Retype each record shown below, leaving every character as it is.

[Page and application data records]
□ □ □ □ □ □ □

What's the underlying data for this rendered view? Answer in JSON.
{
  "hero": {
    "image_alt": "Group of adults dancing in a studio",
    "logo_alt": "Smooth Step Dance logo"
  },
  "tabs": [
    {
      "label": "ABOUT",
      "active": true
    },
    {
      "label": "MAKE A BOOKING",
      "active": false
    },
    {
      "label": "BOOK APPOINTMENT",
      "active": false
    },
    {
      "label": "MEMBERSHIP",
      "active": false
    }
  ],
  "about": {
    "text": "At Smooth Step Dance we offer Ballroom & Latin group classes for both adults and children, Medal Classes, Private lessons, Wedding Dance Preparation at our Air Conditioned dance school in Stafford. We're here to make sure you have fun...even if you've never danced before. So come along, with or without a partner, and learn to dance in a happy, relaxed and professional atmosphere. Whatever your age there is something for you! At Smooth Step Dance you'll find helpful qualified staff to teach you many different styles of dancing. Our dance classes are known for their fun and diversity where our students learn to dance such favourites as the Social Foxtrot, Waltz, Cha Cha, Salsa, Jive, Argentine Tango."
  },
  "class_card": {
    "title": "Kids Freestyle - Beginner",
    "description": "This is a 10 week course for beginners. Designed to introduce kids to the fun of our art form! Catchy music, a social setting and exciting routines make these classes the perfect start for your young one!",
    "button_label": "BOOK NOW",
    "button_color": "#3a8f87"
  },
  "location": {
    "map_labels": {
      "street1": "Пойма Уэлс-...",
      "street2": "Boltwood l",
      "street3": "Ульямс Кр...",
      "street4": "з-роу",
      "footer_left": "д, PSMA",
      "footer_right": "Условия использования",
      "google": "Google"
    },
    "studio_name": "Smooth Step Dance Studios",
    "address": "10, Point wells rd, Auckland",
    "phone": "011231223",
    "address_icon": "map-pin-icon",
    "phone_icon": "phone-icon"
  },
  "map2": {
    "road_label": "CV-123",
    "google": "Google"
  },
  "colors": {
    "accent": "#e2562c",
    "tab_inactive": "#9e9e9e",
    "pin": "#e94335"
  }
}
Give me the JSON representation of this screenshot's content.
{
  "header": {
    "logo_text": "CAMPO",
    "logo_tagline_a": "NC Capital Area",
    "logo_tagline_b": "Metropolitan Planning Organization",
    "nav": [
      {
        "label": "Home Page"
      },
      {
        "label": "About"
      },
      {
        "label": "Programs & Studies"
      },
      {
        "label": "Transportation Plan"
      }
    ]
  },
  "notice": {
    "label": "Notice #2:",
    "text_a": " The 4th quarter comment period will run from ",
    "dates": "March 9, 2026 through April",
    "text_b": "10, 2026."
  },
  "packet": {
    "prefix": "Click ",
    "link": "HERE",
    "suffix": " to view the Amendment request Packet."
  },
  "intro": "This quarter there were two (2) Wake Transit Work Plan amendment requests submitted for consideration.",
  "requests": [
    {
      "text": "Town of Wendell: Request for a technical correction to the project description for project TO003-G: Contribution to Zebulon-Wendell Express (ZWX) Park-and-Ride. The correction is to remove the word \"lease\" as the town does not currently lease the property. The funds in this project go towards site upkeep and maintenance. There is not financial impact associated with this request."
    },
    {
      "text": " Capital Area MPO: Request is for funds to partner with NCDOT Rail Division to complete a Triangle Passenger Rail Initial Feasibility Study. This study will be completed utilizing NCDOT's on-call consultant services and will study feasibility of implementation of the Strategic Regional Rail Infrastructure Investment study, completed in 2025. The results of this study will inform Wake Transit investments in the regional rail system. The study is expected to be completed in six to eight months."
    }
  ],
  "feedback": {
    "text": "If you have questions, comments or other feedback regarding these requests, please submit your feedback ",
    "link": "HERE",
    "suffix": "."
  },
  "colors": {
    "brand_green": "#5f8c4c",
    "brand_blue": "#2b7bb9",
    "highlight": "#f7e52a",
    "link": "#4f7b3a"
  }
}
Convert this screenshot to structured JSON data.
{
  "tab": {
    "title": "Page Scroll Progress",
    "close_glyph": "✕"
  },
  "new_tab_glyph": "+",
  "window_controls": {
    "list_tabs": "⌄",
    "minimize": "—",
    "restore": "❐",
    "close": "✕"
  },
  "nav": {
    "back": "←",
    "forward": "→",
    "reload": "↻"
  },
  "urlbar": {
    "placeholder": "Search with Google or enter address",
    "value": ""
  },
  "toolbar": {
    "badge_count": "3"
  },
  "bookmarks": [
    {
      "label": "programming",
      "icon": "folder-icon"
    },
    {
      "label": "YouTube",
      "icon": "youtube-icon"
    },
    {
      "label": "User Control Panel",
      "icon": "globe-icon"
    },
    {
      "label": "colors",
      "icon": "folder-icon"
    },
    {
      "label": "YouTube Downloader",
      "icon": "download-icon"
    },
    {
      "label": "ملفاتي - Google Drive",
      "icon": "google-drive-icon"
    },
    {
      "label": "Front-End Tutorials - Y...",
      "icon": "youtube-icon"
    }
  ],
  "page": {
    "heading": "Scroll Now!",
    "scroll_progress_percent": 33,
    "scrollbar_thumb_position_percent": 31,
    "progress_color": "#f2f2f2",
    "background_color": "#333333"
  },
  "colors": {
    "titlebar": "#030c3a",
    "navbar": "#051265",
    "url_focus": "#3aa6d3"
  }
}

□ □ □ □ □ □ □

◆ Task response:
What's the underlying data for this rendered view? Answer in JSON.
{
  "hero": {
    "image_alt": "Group of adults dancing in a studio",
    "logo_alt": "Smooth Step Dance logo"
  },
  "tabs": [
    {
      "label": "ABOUT",
      "active": true
    },
    {
      "label": "MAKE A BOOKING",
      "active": false
    },
    {
      "label": "BOOK APPOINTMENT",
      "active": false
    },
    {
      "label": "MEMBERSHIP",
      "active": false
    }
  ],
  "about": {
    "text": "At Smooth Step Dance we offer Ballroom & Latin group classes for both adults and children, Medal Classes, Private lessons, Wedding Dance Preparation at our Air Conditioned dance school in Stafford. We're here to make sure you have fun...even if you've never danced before. So come along, with or without a partner, and learn to dance in a happy, relaxed and professional atmosphere. Whatever your age there is something for you! At Smooth Step Dance you'll find helpful qualified staff to teach you many different styles of dancing. Our dance classes are known for their fun and diversity where our students learn to dance such favourites as the Social Foxtrot, Waltz, Cha Cha, Salsa, Jive, Argentine Tango."
  },
  "class_card": {
    "title": "Kids Freestyle - Beginner",
    "description": "This is a 10 week course for beginners. Designed to introduce kids to the fun of our art form! Catchy music, a social setting and exciting routines make these classes the perfect start for your young one!",
    "button_label": "BOOK NOW",
    "button_color": "#3a8f87"
  },
  "location": {
    "map_labels": {
      "street1": "Пойма Уэлс-...",
      "street2": "Boltwood l",
      "street3": "Ульямс Кр...",
      "street4": "з-роу",
      "footer_left": "д, PSMA",
      "footer_right": "Условия использования",
      "google": "Google"
    },
    "studio_name": "Smooth Step Dance Studios",
    "address": "10, Point wells rd, Auckland",
    "phone": "011231223",
    "address_icon": "map-pin-icon",
    "phone_icon": "phone-icon"
  },
  "map2": {
    "road_label": "CV-123",
    "google": "Google"
  },
  "colors": {
    "accent": "#e2562c",
    "tab_inactive": "#9e9e9e",
    "pin": "#e94335"
  }
}
Give me the JSON representation of this screenshot's content.
{
  "header": {
    "logo_text": "CAMPO",
    "logo_tagline_a": "NC Capital Area",
    "logo_tagline_b": "Metropolitan Planning Organization",
    "nav": [
      {
        "label": "Home Page"
      },
      {
        "label": "About"
      },
      {
        "label": "Programs & Studies"
      },
      {
        "label": "Transportation Plan"
      }
    ]
  },
  "notice": {
    "label": "Notice #2:",
    "text_a": " The 4th quarter comment period will run from ",
    "dates": "March 9, 2026 through April",
    "text_b": "10, 2026."
  },
  "packet": {
    "prefix": "Click ",
    "link": "HERE",
    "suffix": " to view the Amendment request Packet."
  },
  "intro": "This quarter there were two (2) Wake Transit Work Plan amendment requests submitted for consideration.",
  "requests": [
    {
      "text": "Town of Wendell: Request for a technical correction to the project description for project TO003-G: Contribution to Zebulon-Wendell Express (ZWX) Park-and-Ride. The correction is to remove the word \"lease\" as the town does not currently lease the property. The funds in this project go towards site upkeep and maintenance. There is not financial impact associated with this request."
    },
    {
      "text": " Capital Area MPO: Request is for funds to partner with NCDOT Rail Division to complete a Triangle Passenger Rail Initial Feasibility Study. This study will be completed utilizing NCDOT's on-call consultant services and will study feasibility of implementation of the Strategic Regional Rail Infrastructure Investment study, completed in 2025. The results of this study will inform Wake Transit investments in the regional rail system. The study is expected to be completed in six to eight months."
    }
  ],
  "feedback": {
    "text": "If you have questions, comments or other feedback regarding these requests, please submit your feedback ",
    "link": "HERE",
    "suffix": "."
  },
  "colors": {
    "brand_green": "#5f8c4c",
    "brand_blue": "#2b7bb9",
    "highlight": "#f7e52a",
    "link": "#4f7b3a"
  }
}
Convert this screenshot to structured JSON data.
{
  "tab": {
    "title": "Page Scroll Progress",
    "close_glyph": "✕"
  },
  "new_tab_glyph": "+",
  "window_controls": {
    "list_tabs": "⌄",
    "minimize": "—",
    "restore": "❐",
    "close": "✕"
  },
  "nav": {
    "back": "←",
    "forward": "→",
    "reload": "↻"
  },
  "urlbar": {
    "placeholder": "Search with Google or enter address",
    "value": ""
  },
  "toolbar": {
    "badge_count": "3"
  },
  "bookmarks": [
    {
      "label": "programming",
      "icon": "folder-icon"
    },
    {
      "label": "YouTube",
      "icon": "youtube-icon"
    },
    {
      "label": "User Control Panel",
      "icon": "globe-icon"
    },
    {
      "label": "colors",
      "icon": "folder-icon"
    },
    {
      "label": "YouTube Downloader",
      "icon": "download-icon"
    },
    {
      "label": "ملفاتي - Google Drive",
      "icon": "google-drive-icon"
    },
    {
      "label": "Front-End Tutorials - Y...",
      "icon": "youtube-icon"
    }
  ],
  "page": {
    "heading": "Scroll Now!",
    "scroll_progress_percent": 33,
    "scrollbar_thumb_position_percent": 31,
    "progress_color": "#f2f2f2",
    "background_color": "#333333"
  },
  "colors": {
    "titlebar": "#030c3a",
    "navbar": "#051265",
    "url_focus": "#3aa6d3"
  }
}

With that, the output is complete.